The holiday season is filled with get-togethers with family and friends and can be both fun and joyous. It can also be stressful and tiring at times. Experts warn about this combination of stress, fatigue, and high-fat foods—factors that can, over time, increase your risk of cancer. That’s why the Asian Fund for Cancer Research has developed easy-to-follow tips that can help ensure a happier, healthier holiday season, and which, over time, may reduce your risk of cancer if you continue to follow these tips.
Eat more vegetables and fruit, and keep meat portions small. Choose colorful fruits and veggies. They are filled with cancer-fighting antioxidants. Turkey is a healthy meat choice. To cut down on fat, remove the skin.
Moderate alcohol consumption. Remember that regular consumption of alcohol throughout your life can increase your cancer risk. Men should not consume more than 2 drinks per day. To reduce the risk of breast cancer, women should not consume more than 3 drinks per week.
Get your greens and use healthy cooking oils. Eat spinach, broccoli, green beans and dark, leafy greens. Use healthy oils such as flax, walnut or canola. Try drizzling vegetables with extra virgin olive oil. Delicious!
Eat wild salmon, tuna or mackerel. They are full of Omega-3 oils, which are great for cellular health and may help prevent cancer.
Goa little nuts! Nuts such as walnuts and almonds are great sources of protein and healthy fat, so they make a great filler between meals. Don’t overdo it. Healthy fat is still fat.
Avoid white starch. These are empty calories with very little nutritional value. Your digestive system struggles to handle them.

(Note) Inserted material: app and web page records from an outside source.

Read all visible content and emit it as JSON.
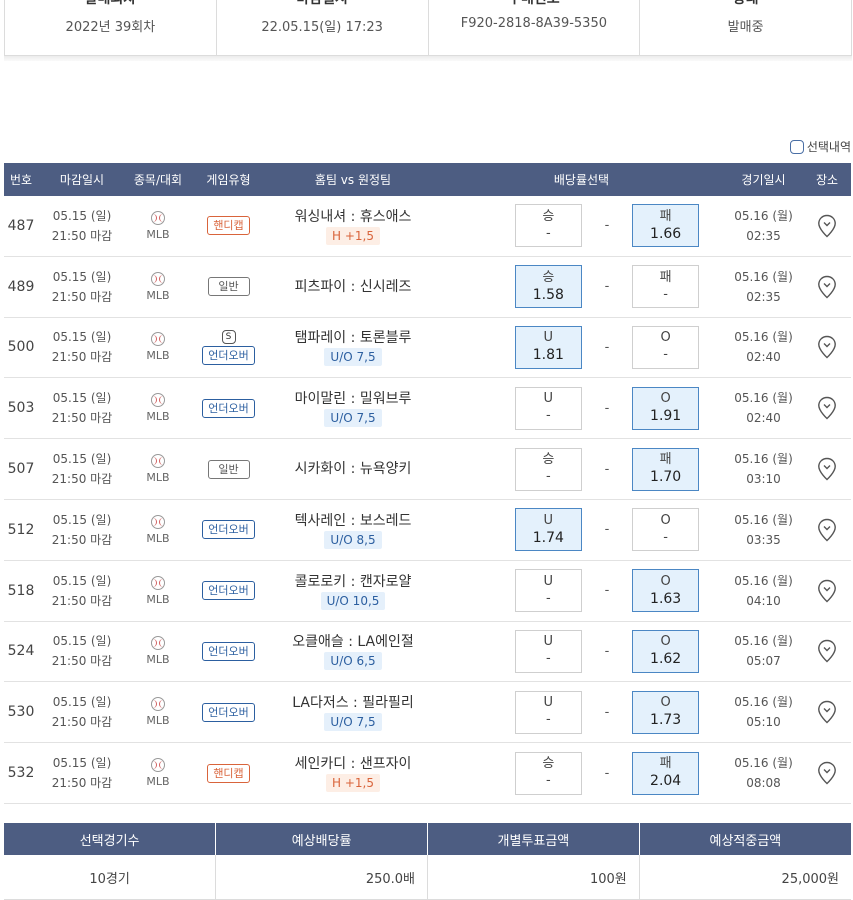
{
  "top_info": [
    {
      "label": "발매회차",
      "value": "2022년 39회차"
    },
    {
      "label": "마감일시",
      "value": "22.05.15(일) 17:23"
    },
    {
      "label": "구매번호",
      "value": "F920-2818-8A39-5350"
    },
    {
      "label": "상태",
      "value": "발매중"
    }
  ],
  "selection_toggle_label": "선택내역",
  "table": {
    "headers": [
      "번호",
      "마감일시",
      "종목/대회",
      "게임유형",
      "홈팀 vs 원정팀",
      "배당률선택",
      "경기일시",
      "장소"
    ],
    "rows": [
      {
        "no": "487",
        "close_date": "05.15 (일)",
        "close_time": "21:50 마감",
        "league": "MLB",
        "game_type": "핸디캡",
        "type_style": "red",
        "s_mark": "",
        "home": "워싱내셔",
        "away": "휴스애스",
        "handicap": "H +1,5",
        "hc_style": "red",
        "left_label": "승",
        "left_value": "-",
        "left_selected": false,
        "draw": "-",
        "right_label": "패",
        "right_value": "1.66",
        "right_selected": true,
        "game_date": "05.16 (월)",
        "game_time": "02:35"
      },
      {
        "no": "489",
        "close_date": "05.15 (일)",
        "close_time": "21:50 마감",
        "league": "MLB",
        "game_type": "일반",
        "type_style": "gray",
        "s_mark": "",
        "home": "피츠파이",
        "away": "신시레즈",
        "handicap": "",
        "hc_style": "",
        "left_label": "승",
        "left_value": "1.58",
        "left_selected": true,
        "draw": "-",
        "right_label": "패",
        "right_value": "-",
        "right_selected": false,
        "game_date": "05.16 (월)",
        "game_time": "02:35"
      },
      {
        "no": "500",
        "close_date": "05.15 (일)",
        "close_time": "21:50 마감",
        "league": "MLB",
        "game_type": "언더오버",
        "type_style": "blue",
        "s_mark": "S",
        "home": "탬파레이",
        "away": "토론블루",
        "handicap": "U/O 7,5",
        "hc_style": "blue",
        "left_label": "U",
        "left_value": "1.81",
        "left_selected": true,
        "draw": "-",
        "right_label": "O",
        "right_value": "-",
        "right_selected": false,
        "game_date": "05.16 (월)",
        "game_time": "02:40"
      },
      {
        "no": "503",
        "close_date": "05.15 (일)",
        "close_time": "21:50 마감",
        "league": "MLB",
        "game_type": "언더오버",
        "type_style": "blue",
        "s_mark": "",
        "home": "마이말린",
        "away": "밀워브루",
        "handicap": "U/O 7,5",
        "hc_style": "blue",
        "left_label": "U",
        "left_value": "-",
        "left_selected": false,
        "draw": "-",
        "right_label": "O",
        "right_value": "1.91",
        "right_selected": true,
        "game_date": "05.16 (월)",
        "game_time": "02:40"
      },
      {
        "no": "507",
        "close_date": "05.15 (일)",
        "close_time": "21:50 마감",
        "league": "MLB",
        "game_type": "일반",
        "type_style": "gray",
        "s_mark": "",
        "home": "시카화이",
        "away": "뉴욕양키",
        "handicap": "",
        "hc_style": "",
        "left_label": "승",
        "left_value": "-",
        "left_selected": false,
        "draw": "-",
        "right_label": "패",
        "right_value": "1.70",
        "right_selected": true,
        "game_date": "05.16 (월)",
        "game_time": "03:10"
      },
      {
        "no": "512",
        "close_date": "05.15 (일)",
        "close_time": "21:50 마감",
        "league": "MLB",
        "game_type": "언더오버",
        "type_style": "blue",
        "s_mark": "",
        "home": "텍사레인",
        "away": "보스레드",
        "handicap": "U/O 8,5",
        "hc_style": "blue",
        "left_label": "U",
        "left_value": "1.74",
        "left_selected": true,
        "draw": "-",
        "right_label": "O",
        "right_value": "-",
        "right_selected": false,
        "game_date": "05.16 (월)",
        "game_time": "03:35"
      },
      {
        "no": "518",
        "close_date": "05.15 (일)",
        "close_time": "21:50 마감",
        "league": "MLB",
        "game_type": "언더오버",
        "type_style": "blue",
        "s_mark": "",
        "home": "콜로로키",
        "away": "캔자로얄",
        "handicap": "U/O 10,5",
        "hc_style": "blue",
        "left_label": "U",
        "left_value": "-",
        "left_selected": false,
        "draw": "-",
        "right_label": "O",
        "right_value": "1.63",
        "right_selected": true,
        "game_date": "05.16 (월)",
        "game_time": "04:10"
      },
      {
        "no": "524",
        "close_date": "05.15 (일)",
        "close_time": "21:50 마감",
        "league": "MLB",
        "game_type": "언더오버",
        "type_style": "blue",
        "s_mark": "",
        "home": "오클애슬",
        "away": "LA에인절",
        "handicap": "U/O 6,5",
        "hc_style": "blue",
        "left_label": "U",
        "left_value": "-",
        "left_selected": false,
        "draw": "-",
        "right_label": "O",
        "right_value": "1.62",
        "right_selected": true,
        "game_date": "05.16 (월)",
        "game_time": "05:07"
      },
      {
        "no": "530",
        "close_date": "05.15 (일)",
        "close_time": "21:50 마감",
        "league": "MLB",
        "game_type": "언더오버",
        "type_style": "blue",
        "s_mark": "",
        "home": "LA다저스",
        "away": "필라필리",
        "handicap": "U/O 7,5",
        "hc_style": "blue",
        "left_label": "U",
        "left_value": "-",
        "left_selected": false,
        "draw": "-",
        "right_label": "O",
        "right_value": "1.73",
        "right_selected": true,
        "game_date": "05.16 (월)",
        "game_time": "05:10"
      },
      {
        "no": "532",
        "close_date": "05.15 (일)",
        "close_time": "21:50 마감",
        "league": "MLB",
        "game_type": "핸디캡",
        "type_style": "red",
        "s_mark": "",
        "home": "세인카디",
        "away": "샌프자이",
        "handicap": "H +1,5",
        "hc_style": "red",
        "left_label": "승",
        "left_value": "-",
        "left_selected": false,
        "draw": "-",
        "right_label": "패",
        "right_value": "2.04",
        "right_selected": true,
        "game_date": "05.16 (월)",
        "game_time": "08:08"
      }
    ]
  },
  "summary": {
    "headers": [
      "선택경기수",
      "예상배당률",
      "개별투표금액",
      "예상적중금액"
    ],
    "values": [
      "10경기",
      "250.0배",
      "100원",
      "25,000원"
    ]
  },
  "colors": {
    "header_bg": "#4d5d82",
    "selected_bg": "#e4f1fc",
    "handicap_red": "#d9643b",
    "underover_blue": "#2c5fa0"
  }
}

Choose instead a sweet potato or multigrain bread.
Fiber is good! Choose whole grains, beans, barley, lentils, etc. Try a new stuffing recipe made with more fiber and vegetables and less fat. Dried figs, dried cranberries, dried apricots and whole wheat bread are great sources of fiber to integrate into your holiday meals.
Be aware of your sugar intake and high-fat dessert choices. Have your dessert, but keep it balanced. Try a piece of good quality dark chocolate or a poached pear. If you “splurge,”keep it small, and add some extra time to your regular exercise routine.
Drink 16 ounces of water before eating. Dehydration can be confused with hunger. Keeping hydrated by drinking at least eight 8 oz. glasses of water daily is essential to helping your body function properly
Eat a healthy snack at home before attending a party. This will help control your hunger so you don’t arrive at the party ravenous.
Laugh. Take time out of your busy schedule to enjoy life and laugh. It is truly the best medicine.
Move. Walk, jog, ride your bike, play racquetball, practice yoga—anything to get your body moving! Exercising 5 times a week for at least 30 minutes per workout will have significant positive impacts on your life. Start a family holiday tradition by taking walks or bike rides or playing a touch football game and continue it throughout the year each time there is a get-together.
Slow Down. Eat slowly and enjoy time with family and friends. Turn off the TV, phone and electronics! Eating slowly gives your body time to realize it is full. Thoroughly chewing your food helps maintain a steady rate of metabolism.
Rest. Get at least 7 hours of sleep and stay on your natural schedule as much as possible. Late night eating and drinking will result in a rough night’s sleep.